## What to work on
Each line of data below must be printed exactly as written, with any pictures removed.
Dataset excerpts section start
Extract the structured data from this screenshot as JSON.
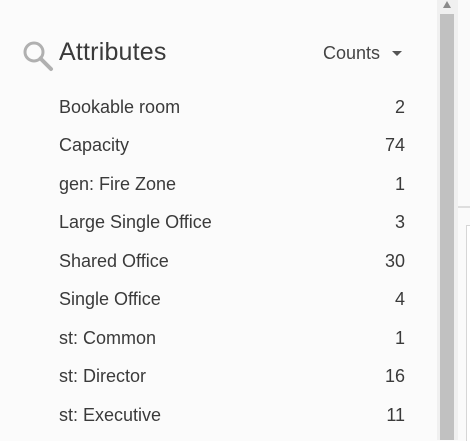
{
  "header": {
    "title": "Attributes",
    "counts_label": "Counts",
    "search_icon": "search-icon",
    "dropdown_icon": "caret-down-icon"
  },
  "attributes": [
    {
      "name": "Bookable room",
      "count": "2"
    },
    {
      "name": "Capacity",
      "count": "74"
    },
    {
      "name": "gen: Fire Zone",
      "count": "1"
    },
    {
      "name": "Large Single Office",
      "count": "3"
    },
    {
      "name": "Shared Office",
      "count": "30"
    },
    {
      "name": "Single Office",
      "count": "4"
    },
    {
      "name": "st: Common",
      "count": "1"
    },
    {
      "name": "st: Director",
      "count": "16"
    },
    {
      "name": "st: Executive",
      "count": "11"
    }
  ],
  "colors": {
    "text": "#3a3a3a",
    "background": "#fbfbfb",
    "icon": "#b0b0b0",
    "scrollbar_thumb": "#c1c1c1"
  }
}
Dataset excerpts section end
## Exercise answer
Extract the structured data from this screenshot as JSON.
{
  "header": {
    "title": "Attributes",
    "counts_label": "Counts",
    "search_icon": "search-icon",
    "dropdown_icon": "caret-down-icon"
  },
  "attributes": [
    {
      "name": "Bookable room",
      "count": "2"
    },
    {
      "name": "Capacity",
      "count": "74"
    },
    {
      "name": "gen: Fire Zone",
      "count": "1"
    },
    {
      "name": "Large Single Office",
      "count": "3"
    },
    {
      "name": "Shared Office",
      "count": "30"
    },
    {
      "name": "Single Office",
      "count": "4"
    },
    {
      "name": "st: Common",
      "count": "1"
    },
    {
      "name": "st: Director",
      "count": "16"
    },
    {
      "name": "st: Executive",
      "count": "11"
    }
  ],
  "colors": {
    "text": "#3a3a3a",
    "background": "#fbfbfb",
    "icon": "#b0b0b0",
    "scrollbar_thumb": "#c1c1c1"
  }
}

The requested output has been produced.